The above system means that it is now much harder to obtain title via adverse possession against the will of the true owner. However, there are exceptions to the owner’s right to resist an application for adverse possession and the most frequently used is that in Para 5(4) of Schedule 6 of the Act. That applies where the applicant is a neighbour of adjacent land who can prove:
- that he has been in adverse possession of land within your title for 10 years
- that the exact boundary line separating the land has not been determined under section 60 of the Act, and
- that he reasonably believed that the occupied land belonged to him.
The above exception is intended to meet the circumstances where the physical and legal boundaries of the land do not coincide, often as a result of the “general boundaries rule” adopted by the Land Registry (whereby boundaries on title plans are representative and cannot be relied upon to determine the physical boundary on the ground). Where this exception applies therefore, then unless the true owner can show that the neighbour was not in possession of the land for the full period or that his belief was not genuine or was unreasonable, his title will be lost.
The above exception has resulted in many a squatter seeking to justify claims for large plots of neighbouring land in its occupation which go way beyond that in the immediate vicinity of the boundary. However, the case of Dowse vs City of Bradford Metropolitan District Council  has confirmed that the exception is narrower than previously thought.

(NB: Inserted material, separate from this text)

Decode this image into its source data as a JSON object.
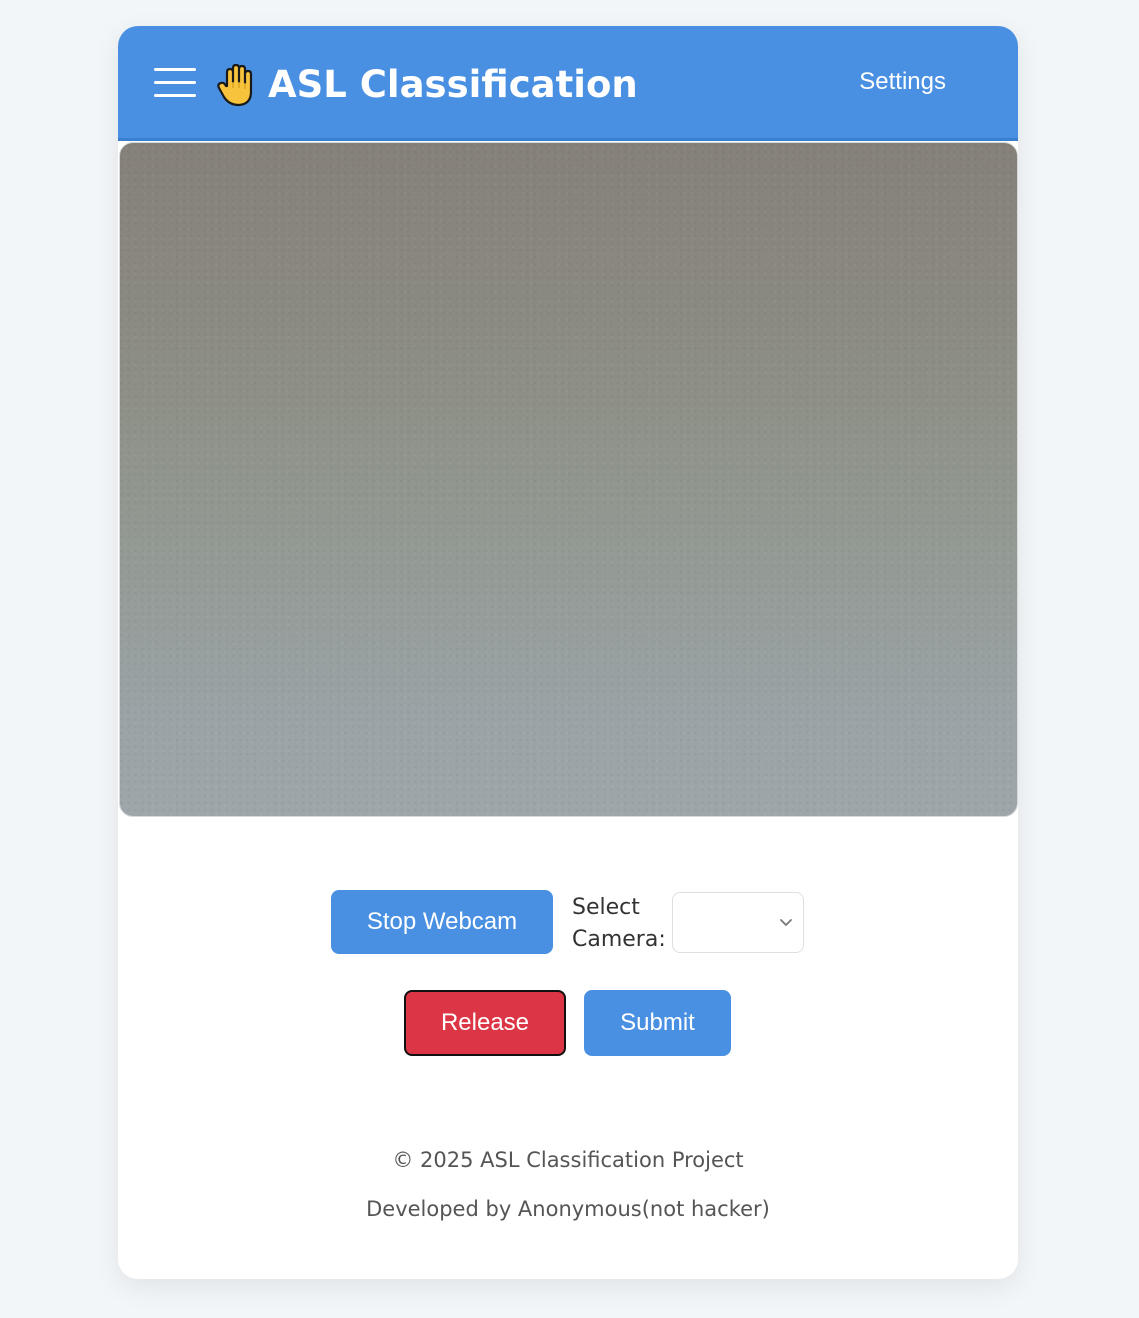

The case concerned an open area of open land measuring two acres, which Dowse claimed to have possessed for over 10 years. Although on a literal interpretation of the Act the conditions in Para 5(4) of Sch 6 of the Act were satisfied, the judge dismissed the claim on the basis that the two acres of land concerned could not all be deemed to be “adjacent” to land belonging to the applicant. Similarly, Mr Dowse cannot have reasonably believed that all of that land belonged to him. For the exception to apply therefore, the judge confirmed that “the whole (or substantially the whole) of the disputed land must be capable of being described as “adjacent to” the applicant’s land”.
Accordingly, it appears that the courts have now re-tightened the net somewhat such that the exception to the general provisions on adverse possession will only apply in limited circumstances. However, owners of land should always be certain to ensure that they understand their legal rights in respect of their land and take action against any adverse possession as soon as possible. In addition, if there is any uncertainty as to the correct boundaries of land and/or concern that a neighbour may be occupying land belonging to you, prompt advice should always be taken to avoid the risk of permanently losing title to that land.